The period of coronavirus complacency came to a dramatic end in the last 48 hours, as the stock market plunged, states issued grim warnings and schools closed their doors.

Driving the news: But it was the cancellation of sports — March Madness, in particular — that hit the hardest for some Americans, serving as a reality check as to just how serious this situation is.

  • The coronavirus was already changing what we saw on the news and how we did our jobs. Now, it's keeping us from the things we do to get by. Suddenly, something that brings people together is keeping us apart.

The big picture: In the time of a pandemic, sports are both insignificant and powerful.

  • On one hand, we're reminded of how little sports matter in the grand scheme of things, and that the institutions we've built up around them — leagues, franchises, TV networks — are no different than any other businesses.
  • On the other hand, sports are where we turn when times get tough, so now that they won't be there to entertain us through stories and links us through fandom, we're reminded of the comfort and powerful perspective they provide.

The bottom line: It's in this moment that leagues, commissioners, athletes and other sports figures have the power to lead by example and change the minds of people who lack perspective on this worldwide crisis.

  • Jerry Brewer, WashPost: "If a global health crisis doesn't provide the inspiration to be more than a money-printing diversion, then these games aren’t worthy of all the attention."
  • Scott Van Pelt, ESPN: "Maybe the diagnosis of [Gobert] did our country a huge favor. This much I know to be true: He hit the warp-speed button on all of this.

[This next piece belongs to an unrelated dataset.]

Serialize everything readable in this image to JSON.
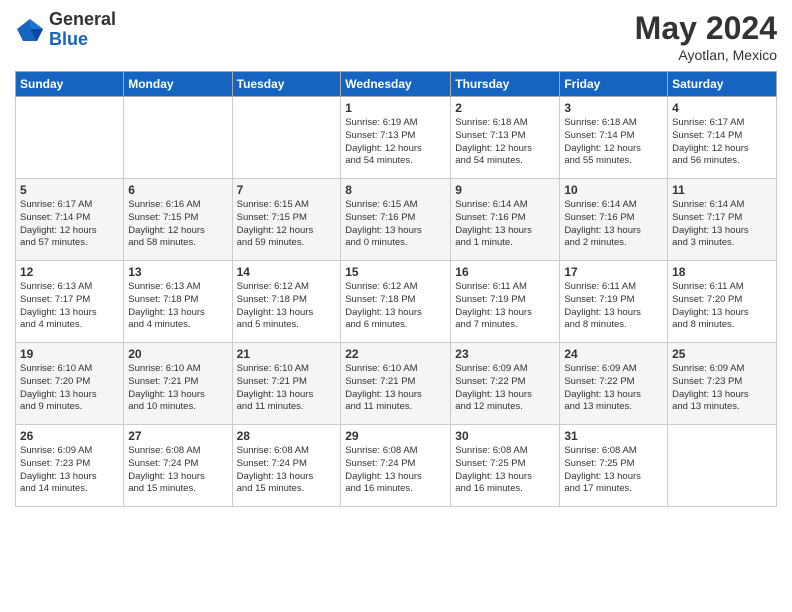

And by taking away the games ... it forced everybody to take all of this a whole lot more seriously."

Go deeper: Premier League suspends season due to coronavirus

Go deeper

European Super League faces collapse after English soccer teams quit

Fans of Chelsea Football Club protest the European Super League outside Stamford Bridge soccer stadium in London, England. Photo: Rob Pinney/Getty Images

The European Super League announced in a statement Tuesday night it's "proposing a new competition" and considering the next steps after all six English soccer clubs pulled out of the breakaway tournament.

Why it matters: The announcement that 12 of the richest clubs in England, Spain and Italy would start a new league was met with backlash from fans, soccer stars and politicians. The British government had threatened to pass legislation to stop it from going ahead.

Corporate America finds downside to politics

Illustration: Annelise Capossela/Axios

Corporate America is finding it can get messy when it steps into politics.

Why it matters: Urged on by shareholders, employees and its own company creeds, Big Business is taking increasing stands on controversial political issues during recent months — and now it's beginning to see the fallout.

Church groups say they can help the government more at border

A mural inside of Casa del Refugiado in El Paso, Texas. Photo: Stef Kight/Axios

Despite the separation between church and state, the federal government depends upon religious shelters to help it cope with migration at the U.S.-Mexico border.

Why it matters: The network supports the U.S. in times of crisis, but now some shelter leaders are complaining about expelling families to Mexico when they have capacity — and feel a higher calling — to accommodate them.